Second, the Jackets spread option offense churned enough to keep the Kentucky defense on the field for 32:22 of the game. True freshman Dedrick Mills carried the load with 31 carries, 169 yards and 1 touchdown on way to game MVP. He seemingly gained strength and confidence as the game wore on, with 82 of those yards coming in the 4th quarter alone.

“It wasn't that tough. It wasn't that tough,” said Mills. “Behind the offensive line, running off their blocks. Made it easier for me to find holes and get through them.”

Mills’ quip brought a chuckle to senior captain and quarterback Justin Thomas’ face. Thomas himself was largely forced to feed Mills and the A-Backs throughout the game due to Kentucky’s gameplan to take the ball out of his hands. But it wasn’t enough to keep him from finding paydirt on a backbreaking 21 yard draw with 49 seconds to go in the first half.

The play that put Tech up 17-3 highlighted many of Thomas’ trademarks in his swan song campaign: first showing patience to pull the Wildcats defensive line upfield, next accelerating on a dime downfield bowing out toward the sideline, and finally proving otherworldly athleticism by stretching out toward the pylon for 6. The Thomas run is a microcosm of the legacy he leaves at Georgia Tech as he moves on to the next phase of his journey.

“I mean, he's had a great career, no doubt. He's such a great kid. He's just been a joy to coach, a joy to work with,” said Johnson. “Sometimes you have to be gone for a year or two before people really realize what you did. There's no question that he'll go down as, you know, one of the greats at Georgia Tech. I mean, he's had a heck of a career.”

Finally, speaking of great, there have been few if any better kickers in Georgia Tech’s history than the third senior captain, Harrison Butker. Butker entered the bowl game needing a single point to break Georgia Tech’s career points record. He did so with flying colors, converting all 4 of his field goal attempts and 3 extra points en route to a 15 point day. He set a bowl record with 4 field goals, breaking a previous Tech record of 2.

“It was a lot of fun,” said Butker. “Especially at Tech where throughout my career I’ve only had maybe 1 or 2 a game. And whenever I did have 3 field goals I usually didn’t make all of them. To make all 4, I’m really happy.”

A blocked punt by junior linebacker Terrell Lewis in the 2nd quarter added one more play to the Jackets’ Special Teams highlight reel. It also led to a successful 51 yard field goal attempt by Butker as the first half clock expired.

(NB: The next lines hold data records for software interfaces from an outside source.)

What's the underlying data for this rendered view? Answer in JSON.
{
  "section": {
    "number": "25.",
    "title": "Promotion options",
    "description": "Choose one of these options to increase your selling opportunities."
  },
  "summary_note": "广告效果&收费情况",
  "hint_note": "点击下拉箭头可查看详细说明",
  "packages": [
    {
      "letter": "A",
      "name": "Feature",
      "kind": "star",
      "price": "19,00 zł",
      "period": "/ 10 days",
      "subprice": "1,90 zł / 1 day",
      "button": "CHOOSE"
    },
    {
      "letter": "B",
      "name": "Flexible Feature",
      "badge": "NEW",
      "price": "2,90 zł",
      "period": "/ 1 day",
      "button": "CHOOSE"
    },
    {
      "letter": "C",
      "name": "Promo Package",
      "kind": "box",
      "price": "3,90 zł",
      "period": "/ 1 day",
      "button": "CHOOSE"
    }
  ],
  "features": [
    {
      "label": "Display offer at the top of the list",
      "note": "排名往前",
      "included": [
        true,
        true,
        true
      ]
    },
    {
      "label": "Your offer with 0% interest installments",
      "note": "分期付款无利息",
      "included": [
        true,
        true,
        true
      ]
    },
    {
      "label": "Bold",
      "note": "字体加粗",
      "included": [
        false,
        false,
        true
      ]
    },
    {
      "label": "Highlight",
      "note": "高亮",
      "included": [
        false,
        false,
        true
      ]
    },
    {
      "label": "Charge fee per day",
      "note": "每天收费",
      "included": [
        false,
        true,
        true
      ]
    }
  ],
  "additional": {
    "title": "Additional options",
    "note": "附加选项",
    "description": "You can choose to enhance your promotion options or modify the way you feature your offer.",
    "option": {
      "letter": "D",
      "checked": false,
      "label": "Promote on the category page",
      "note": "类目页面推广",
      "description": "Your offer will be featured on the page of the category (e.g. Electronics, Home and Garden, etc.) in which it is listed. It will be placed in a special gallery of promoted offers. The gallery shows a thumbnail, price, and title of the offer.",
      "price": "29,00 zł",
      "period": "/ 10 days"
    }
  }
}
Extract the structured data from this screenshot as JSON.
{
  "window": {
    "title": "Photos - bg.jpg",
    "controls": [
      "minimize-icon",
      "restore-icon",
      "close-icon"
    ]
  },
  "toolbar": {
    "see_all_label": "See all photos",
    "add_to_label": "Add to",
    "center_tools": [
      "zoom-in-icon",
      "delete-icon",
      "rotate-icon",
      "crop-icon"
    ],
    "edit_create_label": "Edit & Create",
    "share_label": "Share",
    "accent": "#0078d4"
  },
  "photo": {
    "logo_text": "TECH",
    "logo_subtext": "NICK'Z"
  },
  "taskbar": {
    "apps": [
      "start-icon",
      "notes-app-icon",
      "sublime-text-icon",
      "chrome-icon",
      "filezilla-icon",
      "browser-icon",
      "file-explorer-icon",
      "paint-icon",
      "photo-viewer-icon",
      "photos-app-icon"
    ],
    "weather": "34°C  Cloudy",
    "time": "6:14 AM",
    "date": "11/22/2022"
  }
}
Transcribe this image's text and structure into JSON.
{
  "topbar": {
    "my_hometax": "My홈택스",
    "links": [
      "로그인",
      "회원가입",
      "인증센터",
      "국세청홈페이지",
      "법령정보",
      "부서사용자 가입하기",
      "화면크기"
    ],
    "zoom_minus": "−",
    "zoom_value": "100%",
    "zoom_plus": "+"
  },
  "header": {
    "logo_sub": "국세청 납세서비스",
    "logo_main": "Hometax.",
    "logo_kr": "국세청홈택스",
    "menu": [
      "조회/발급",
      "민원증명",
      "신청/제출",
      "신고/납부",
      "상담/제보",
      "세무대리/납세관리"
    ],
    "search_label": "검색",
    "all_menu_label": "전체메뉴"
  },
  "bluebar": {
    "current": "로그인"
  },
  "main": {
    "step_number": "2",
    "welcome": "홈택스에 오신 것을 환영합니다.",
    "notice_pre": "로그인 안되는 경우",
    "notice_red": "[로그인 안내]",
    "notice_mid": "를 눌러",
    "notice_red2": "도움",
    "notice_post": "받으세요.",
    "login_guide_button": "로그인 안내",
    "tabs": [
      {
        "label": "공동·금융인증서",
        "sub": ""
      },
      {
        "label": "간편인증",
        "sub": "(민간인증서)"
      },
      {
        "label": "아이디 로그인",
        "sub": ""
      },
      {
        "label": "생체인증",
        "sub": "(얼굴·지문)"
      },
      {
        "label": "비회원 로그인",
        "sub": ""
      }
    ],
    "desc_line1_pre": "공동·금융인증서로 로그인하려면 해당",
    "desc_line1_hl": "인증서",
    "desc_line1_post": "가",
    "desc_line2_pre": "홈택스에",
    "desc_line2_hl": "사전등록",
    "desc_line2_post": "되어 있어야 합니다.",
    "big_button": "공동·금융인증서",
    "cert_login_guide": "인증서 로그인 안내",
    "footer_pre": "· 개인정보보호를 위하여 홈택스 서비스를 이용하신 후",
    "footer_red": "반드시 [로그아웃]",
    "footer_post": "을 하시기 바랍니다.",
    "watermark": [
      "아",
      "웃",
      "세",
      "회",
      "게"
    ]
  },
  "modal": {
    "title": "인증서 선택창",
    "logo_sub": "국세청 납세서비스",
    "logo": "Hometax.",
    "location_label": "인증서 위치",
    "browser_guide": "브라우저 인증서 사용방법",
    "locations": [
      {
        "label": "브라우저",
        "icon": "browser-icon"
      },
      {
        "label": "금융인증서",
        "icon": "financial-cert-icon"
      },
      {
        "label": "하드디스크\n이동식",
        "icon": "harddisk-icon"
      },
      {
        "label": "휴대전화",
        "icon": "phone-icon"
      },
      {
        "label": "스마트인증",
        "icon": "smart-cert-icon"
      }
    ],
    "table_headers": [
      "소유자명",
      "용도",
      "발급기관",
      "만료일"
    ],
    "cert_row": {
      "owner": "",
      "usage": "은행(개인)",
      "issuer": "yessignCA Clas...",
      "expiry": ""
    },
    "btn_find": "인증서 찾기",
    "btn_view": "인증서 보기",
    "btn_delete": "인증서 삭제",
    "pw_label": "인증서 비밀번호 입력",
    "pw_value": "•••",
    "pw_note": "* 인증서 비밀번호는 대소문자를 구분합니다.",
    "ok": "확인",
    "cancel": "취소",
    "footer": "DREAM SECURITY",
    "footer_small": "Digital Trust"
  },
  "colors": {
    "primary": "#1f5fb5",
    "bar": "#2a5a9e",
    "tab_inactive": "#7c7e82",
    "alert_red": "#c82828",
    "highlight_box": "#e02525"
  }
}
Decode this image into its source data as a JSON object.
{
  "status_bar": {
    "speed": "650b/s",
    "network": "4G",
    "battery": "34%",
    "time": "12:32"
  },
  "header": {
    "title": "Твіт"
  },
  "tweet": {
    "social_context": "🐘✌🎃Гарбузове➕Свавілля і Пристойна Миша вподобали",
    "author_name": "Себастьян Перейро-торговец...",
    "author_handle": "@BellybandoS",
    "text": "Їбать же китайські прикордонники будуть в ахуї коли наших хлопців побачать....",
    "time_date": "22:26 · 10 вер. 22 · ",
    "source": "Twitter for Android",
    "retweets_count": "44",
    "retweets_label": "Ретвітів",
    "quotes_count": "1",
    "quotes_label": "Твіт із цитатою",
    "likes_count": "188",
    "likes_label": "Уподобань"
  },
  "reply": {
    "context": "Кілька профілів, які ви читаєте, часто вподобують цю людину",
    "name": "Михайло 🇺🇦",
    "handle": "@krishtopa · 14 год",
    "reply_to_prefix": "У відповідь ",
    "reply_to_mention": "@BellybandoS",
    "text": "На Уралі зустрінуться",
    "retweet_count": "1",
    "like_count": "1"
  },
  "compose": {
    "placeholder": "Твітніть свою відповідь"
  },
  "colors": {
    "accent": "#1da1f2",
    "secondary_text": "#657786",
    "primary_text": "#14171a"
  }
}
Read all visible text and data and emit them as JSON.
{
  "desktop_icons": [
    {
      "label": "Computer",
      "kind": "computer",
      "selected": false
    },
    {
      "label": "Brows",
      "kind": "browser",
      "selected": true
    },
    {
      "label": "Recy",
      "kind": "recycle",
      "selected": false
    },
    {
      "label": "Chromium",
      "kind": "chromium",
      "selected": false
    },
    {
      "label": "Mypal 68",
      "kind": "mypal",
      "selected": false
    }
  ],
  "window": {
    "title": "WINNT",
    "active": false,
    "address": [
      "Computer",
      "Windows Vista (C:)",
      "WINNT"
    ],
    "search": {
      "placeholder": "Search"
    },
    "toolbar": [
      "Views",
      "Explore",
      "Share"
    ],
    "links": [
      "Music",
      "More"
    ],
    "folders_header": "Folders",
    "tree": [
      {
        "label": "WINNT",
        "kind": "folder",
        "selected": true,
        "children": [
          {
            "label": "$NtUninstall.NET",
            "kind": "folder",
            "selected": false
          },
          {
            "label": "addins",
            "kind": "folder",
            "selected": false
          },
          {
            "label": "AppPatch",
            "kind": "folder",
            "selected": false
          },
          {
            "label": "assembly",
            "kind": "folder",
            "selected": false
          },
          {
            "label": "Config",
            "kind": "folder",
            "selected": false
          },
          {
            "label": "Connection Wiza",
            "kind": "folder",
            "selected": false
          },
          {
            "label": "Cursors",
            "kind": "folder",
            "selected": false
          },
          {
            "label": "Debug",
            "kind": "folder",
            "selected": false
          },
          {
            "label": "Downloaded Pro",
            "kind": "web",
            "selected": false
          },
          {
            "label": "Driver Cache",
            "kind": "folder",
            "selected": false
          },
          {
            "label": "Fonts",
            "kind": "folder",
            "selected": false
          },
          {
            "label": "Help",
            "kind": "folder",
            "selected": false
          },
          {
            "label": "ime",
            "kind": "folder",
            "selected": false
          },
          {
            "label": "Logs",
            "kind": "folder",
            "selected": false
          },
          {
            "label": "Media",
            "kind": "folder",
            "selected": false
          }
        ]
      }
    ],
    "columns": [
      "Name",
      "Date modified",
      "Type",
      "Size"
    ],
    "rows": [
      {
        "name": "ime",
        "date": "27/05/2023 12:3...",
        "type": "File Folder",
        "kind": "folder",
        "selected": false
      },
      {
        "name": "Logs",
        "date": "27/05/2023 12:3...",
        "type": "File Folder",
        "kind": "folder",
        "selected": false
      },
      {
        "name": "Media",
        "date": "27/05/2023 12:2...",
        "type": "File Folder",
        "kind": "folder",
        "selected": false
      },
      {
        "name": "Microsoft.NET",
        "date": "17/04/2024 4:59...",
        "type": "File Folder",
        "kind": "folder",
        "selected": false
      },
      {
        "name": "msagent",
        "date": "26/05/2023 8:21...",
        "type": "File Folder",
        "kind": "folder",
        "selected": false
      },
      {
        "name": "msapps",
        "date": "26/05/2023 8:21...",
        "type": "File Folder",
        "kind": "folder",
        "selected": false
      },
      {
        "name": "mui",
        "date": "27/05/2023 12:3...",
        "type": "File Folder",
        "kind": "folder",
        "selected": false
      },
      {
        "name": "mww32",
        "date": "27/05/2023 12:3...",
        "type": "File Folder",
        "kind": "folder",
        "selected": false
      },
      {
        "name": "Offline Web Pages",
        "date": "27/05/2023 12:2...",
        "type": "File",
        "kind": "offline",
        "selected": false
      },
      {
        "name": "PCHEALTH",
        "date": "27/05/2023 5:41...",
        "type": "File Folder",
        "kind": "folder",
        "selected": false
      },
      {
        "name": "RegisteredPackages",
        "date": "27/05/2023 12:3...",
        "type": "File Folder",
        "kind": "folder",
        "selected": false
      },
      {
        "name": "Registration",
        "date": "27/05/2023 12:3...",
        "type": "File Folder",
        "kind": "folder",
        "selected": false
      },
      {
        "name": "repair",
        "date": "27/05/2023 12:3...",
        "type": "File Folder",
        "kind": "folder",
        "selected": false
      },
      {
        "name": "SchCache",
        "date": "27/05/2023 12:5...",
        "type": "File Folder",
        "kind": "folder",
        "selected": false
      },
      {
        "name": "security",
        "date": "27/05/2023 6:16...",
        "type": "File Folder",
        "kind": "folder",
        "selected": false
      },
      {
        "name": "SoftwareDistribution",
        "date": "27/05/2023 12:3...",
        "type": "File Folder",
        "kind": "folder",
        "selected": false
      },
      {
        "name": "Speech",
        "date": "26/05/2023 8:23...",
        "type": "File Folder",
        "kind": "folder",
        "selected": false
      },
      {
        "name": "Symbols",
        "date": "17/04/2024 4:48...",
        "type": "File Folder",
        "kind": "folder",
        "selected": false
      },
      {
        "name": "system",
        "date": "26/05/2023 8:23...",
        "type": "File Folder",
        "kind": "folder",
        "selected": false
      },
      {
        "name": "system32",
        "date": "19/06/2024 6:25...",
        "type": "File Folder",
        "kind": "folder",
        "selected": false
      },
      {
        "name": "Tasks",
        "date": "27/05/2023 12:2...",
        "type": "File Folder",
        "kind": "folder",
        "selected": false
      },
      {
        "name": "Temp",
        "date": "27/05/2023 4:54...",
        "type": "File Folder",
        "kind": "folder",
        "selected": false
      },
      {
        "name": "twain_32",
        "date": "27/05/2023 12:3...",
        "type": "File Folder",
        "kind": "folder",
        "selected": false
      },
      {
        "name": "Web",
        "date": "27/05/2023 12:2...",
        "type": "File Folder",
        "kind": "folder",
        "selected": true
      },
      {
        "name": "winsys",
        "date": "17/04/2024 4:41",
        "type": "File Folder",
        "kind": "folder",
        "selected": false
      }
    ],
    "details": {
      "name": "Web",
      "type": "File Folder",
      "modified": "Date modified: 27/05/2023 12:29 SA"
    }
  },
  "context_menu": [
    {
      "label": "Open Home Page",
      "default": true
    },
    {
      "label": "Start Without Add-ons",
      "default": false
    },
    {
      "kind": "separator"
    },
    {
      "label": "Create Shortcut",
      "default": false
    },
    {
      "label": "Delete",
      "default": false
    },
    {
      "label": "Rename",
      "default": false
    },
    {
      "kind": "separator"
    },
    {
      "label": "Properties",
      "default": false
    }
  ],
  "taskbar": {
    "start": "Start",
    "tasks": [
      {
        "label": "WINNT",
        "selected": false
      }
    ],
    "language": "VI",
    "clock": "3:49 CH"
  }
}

With the win, Tech finished the 2016 season on a 4 game win streak. They are 3-0 against SEC opponents and 5-1 in their last 6 games versus the conference. And like 2014, Yellow Jackets nation rings in the New Year victorious and with some fancy hardware on its way home to Atlanta.